After all, you're not going to sell that article, you probably won't sell that story, you won't sell your novel, and you'll eventually die with nothing written to your name.....
....unless you do something about it. There's no way around thinking like that, except to say "I'll damn well do it anyway," and then send it to someone.

Being a writer requires, I think, a certain amount of cutzpah. I can't even spell the word. Arg.

greglondon
12-13-2006, 07:31 PM
any suggestions on how to psych myself up, not out?

Oh there are dozens of things you might do. Which one works best for you depends on what's going on for you and how you psych yourself up or down.
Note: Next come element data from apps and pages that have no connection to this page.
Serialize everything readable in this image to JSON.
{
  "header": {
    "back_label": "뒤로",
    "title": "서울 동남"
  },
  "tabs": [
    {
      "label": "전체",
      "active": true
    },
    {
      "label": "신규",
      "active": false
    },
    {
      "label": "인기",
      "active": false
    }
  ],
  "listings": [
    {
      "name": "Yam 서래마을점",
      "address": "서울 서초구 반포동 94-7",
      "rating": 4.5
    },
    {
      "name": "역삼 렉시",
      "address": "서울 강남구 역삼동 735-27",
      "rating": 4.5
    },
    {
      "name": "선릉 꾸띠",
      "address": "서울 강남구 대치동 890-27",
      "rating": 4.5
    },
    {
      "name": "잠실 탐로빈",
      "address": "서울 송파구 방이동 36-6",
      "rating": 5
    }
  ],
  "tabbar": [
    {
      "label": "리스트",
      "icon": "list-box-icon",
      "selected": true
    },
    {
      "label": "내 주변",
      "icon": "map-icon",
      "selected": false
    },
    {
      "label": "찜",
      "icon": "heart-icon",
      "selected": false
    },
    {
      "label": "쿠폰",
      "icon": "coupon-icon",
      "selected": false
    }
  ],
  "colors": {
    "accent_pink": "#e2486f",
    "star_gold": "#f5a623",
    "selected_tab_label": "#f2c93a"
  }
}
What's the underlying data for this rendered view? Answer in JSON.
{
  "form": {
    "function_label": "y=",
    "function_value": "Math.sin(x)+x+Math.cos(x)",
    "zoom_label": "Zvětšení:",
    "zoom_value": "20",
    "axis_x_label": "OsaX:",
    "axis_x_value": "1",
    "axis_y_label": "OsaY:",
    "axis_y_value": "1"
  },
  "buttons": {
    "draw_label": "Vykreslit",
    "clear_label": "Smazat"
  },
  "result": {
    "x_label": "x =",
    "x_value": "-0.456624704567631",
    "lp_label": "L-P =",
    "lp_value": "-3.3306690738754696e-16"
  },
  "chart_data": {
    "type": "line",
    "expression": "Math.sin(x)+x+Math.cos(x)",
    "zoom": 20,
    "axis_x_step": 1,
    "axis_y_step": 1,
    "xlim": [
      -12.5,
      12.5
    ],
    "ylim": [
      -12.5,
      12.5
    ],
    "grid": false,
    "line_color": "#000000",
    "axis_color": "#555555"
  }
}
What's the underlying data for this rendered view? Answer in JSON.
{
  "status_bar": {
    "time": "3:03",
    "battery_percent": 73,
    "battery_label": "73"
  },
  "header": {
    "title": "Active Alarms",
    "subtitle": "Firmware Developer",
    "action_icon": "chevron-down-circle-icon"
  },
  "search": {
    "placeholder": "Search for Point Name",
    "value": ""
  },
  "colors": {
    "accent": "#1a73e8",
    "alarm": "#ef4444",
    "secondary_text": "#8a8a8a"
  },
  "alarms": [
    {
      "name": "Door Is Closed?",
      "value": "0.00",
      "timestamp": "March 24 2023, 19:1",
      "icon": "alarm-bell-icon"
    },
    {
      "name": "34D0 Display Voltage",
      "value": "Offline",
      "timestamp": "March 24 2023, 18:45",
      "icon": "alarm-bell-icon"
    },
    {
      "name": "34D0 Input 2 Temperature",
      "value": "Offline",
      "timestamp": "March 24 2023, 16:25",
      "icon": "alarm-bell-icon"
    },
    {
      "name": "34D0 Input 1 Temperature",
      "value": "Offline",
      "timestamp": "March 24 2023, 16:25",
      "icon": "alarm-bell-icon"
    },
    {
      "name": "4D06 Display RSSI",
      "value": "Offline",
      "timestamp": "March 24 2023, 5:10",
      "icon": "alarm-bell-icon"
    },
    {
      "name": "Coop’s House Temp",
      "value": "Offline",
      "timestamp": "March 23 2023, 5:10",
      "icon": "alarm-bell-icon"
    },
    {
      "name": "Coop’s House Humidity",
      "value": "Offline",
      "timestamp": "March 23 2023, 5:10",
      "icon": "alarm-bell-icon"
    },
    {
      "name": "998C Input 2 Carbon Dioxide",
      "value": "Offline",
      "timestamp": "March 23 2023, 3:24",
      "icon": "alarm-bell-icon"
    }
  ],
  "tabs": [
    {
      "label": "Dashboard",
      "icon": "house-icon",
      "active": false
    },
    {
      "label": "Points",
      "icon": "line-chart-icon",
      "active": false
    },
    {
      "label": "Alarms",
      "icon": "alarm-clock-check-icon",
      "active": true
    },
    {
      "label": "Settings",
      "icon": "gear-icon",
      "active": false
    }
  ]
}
Is there any baggage behind the "You're not going to get it anyway ... you won't be able to come up with good subjects," line of thinking? You might want to look at where that comes from and clean house. Writing is a learnable skill, so whatever stuff you have hanging around that says "you can't write" is emotional baggage. identify it. tag it. chuck it.

You might want to consider what higher purpose you serve by writing. It could be as simple as you have something to say that people want to read. It could be that you're writing to change the world. Maybe you want to put food on your table, which is an honorable goal itself.

You might be more prone to being action oriented. In that case, just friggen write. And keep writing. And don't stop writing. And you may find the downer thoughts are banished. I tend to go in my head when I stop writing. If I start writing, I stop a lot of self criticism.

There are a bunch of ways to psych yourself up. The thing is figuring out which one works for you.

I do life coaching, which I describe as "helping you get out of your own way" and its all about finding out what the client really wants and figure out what works for them so I can help them get out of their own way and get what they want. There is no set answer, there is no right way to do it. Just do what works for you.

And write.

;)

Freckles
12-13-2006, 08:05 PM
Hi PG -- I second-guessed myswlf about my own columnists job. Part of me didn't even want to apply -- I saw this as the big time, and I didn't think I was ready at all. But, I went for it anyway, and it's honestly the best thing that's happened to me this year. I've blossomed as a writer and don't know what I'd do without the solid clips I've produced. :D

I say just go for it. The worst that could happen is you don't get the job. But you tried, and that's what matters.